This Christmas children everywhere will tear off wrapping paper in a frenzy of excitement - only to discover that Daddy can't understand the manual necessary to get their toy working.
Researchers at Sheffield Hallam University have found that across Europe computer programmers and technologists are being landed with the job of writing instruction manuals - with no official training in how to make them comprehensible.
Simeon Yates, senior lecturer in communication studies at the university, said: "They are technical people who don't know how to communicate.
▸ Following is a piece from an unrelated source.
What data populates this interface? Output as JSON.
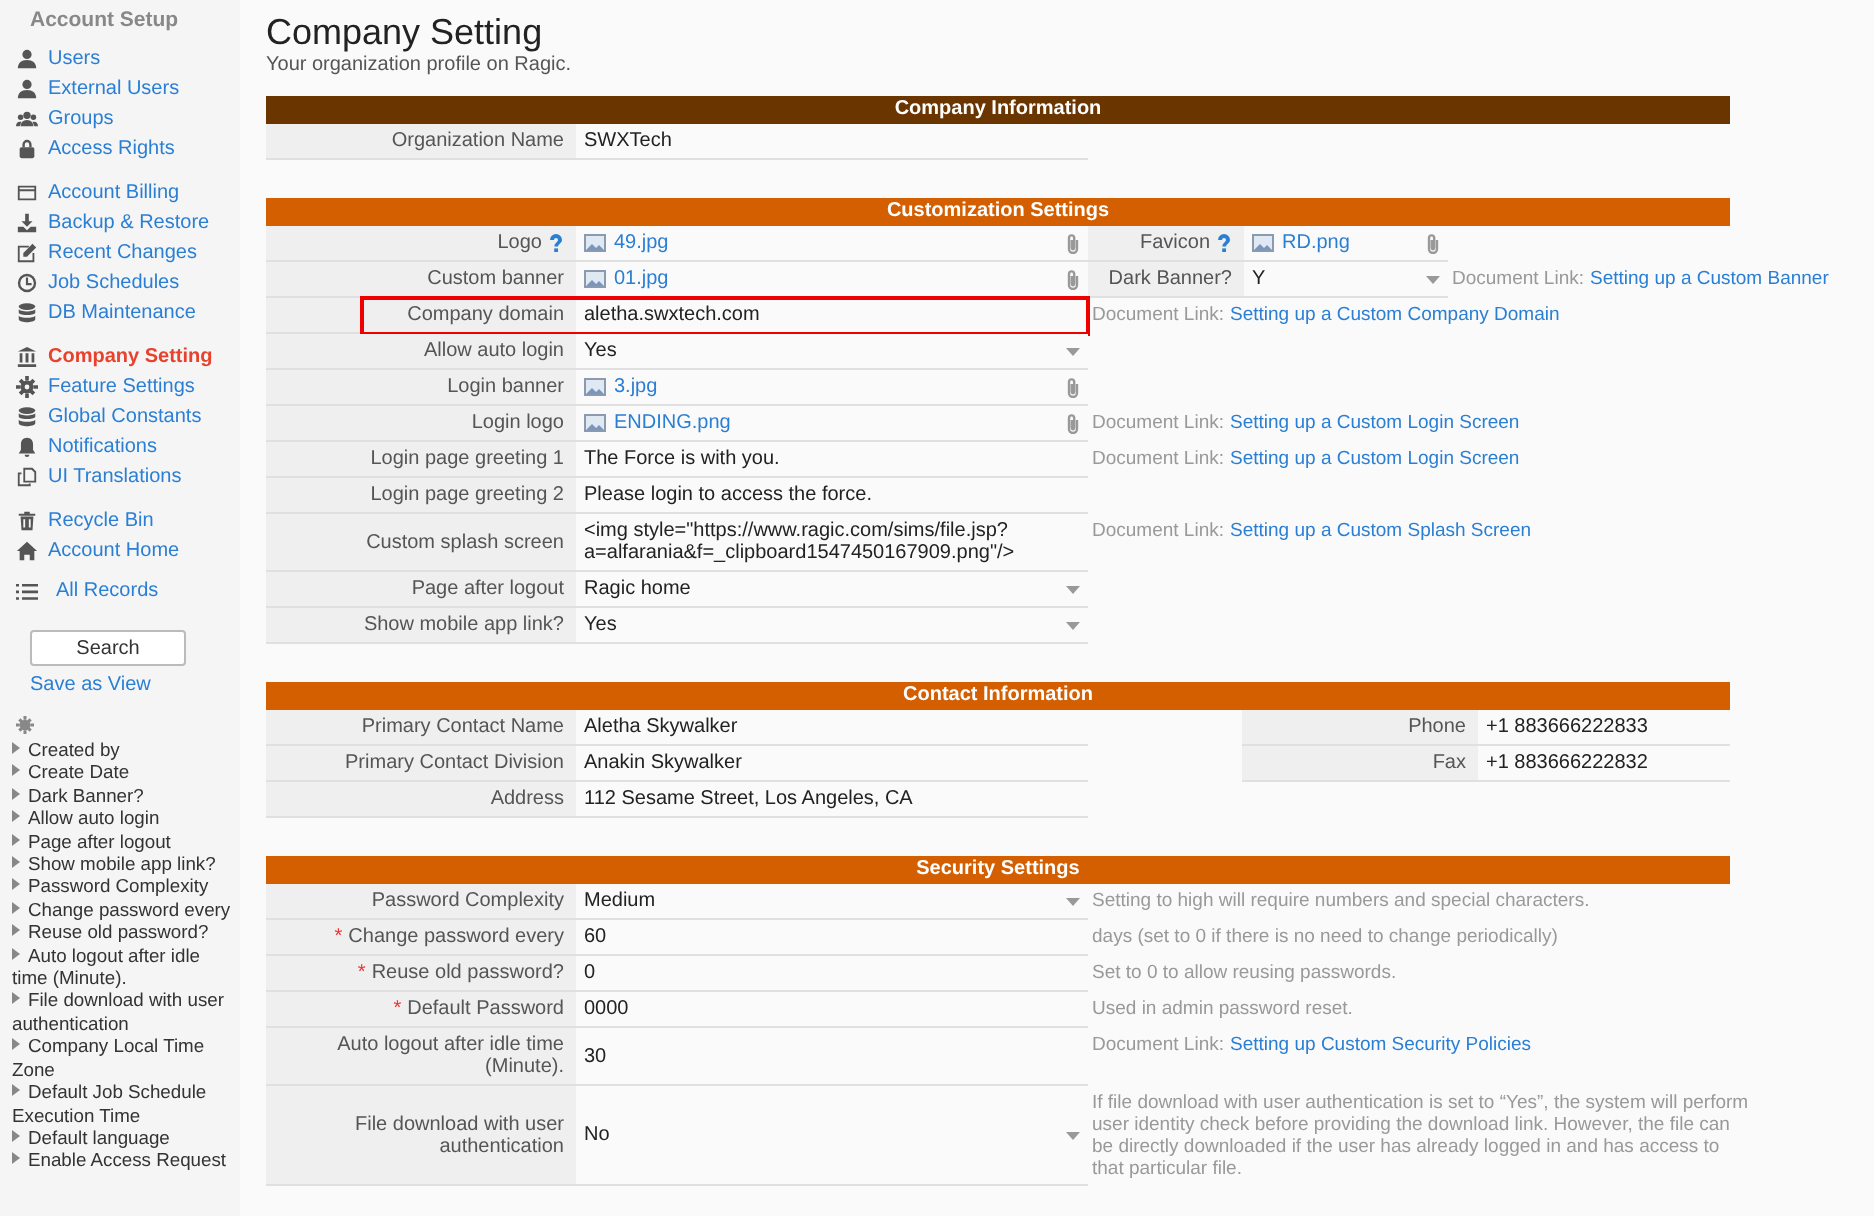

So lots of rubbish manuals are being churned out that will make Christmas Day bad."
Sheffield Hallam has set up a distance learning masters course in technical communication that aims to help product designers produce clear instructions that will stop consumers tearing their hair out as they struggle to make their new gadget work.
Students are taught that thinking about how people will make a product work must be part of product design and not something tacked on at the end.
Dr Yates said: "There are basic solutions, such as having the instructions on the outside of the packaging so you don't lose the vital bit of paper in a pile of wrapping paper."
He said most users only worked out how to use 20 per cent of their gadget's features - so the instructions for basic functions must be on the first pages of the manual.
He added: "If you can't get your new DVD player working on Christmas morning, chances are you'll never use it."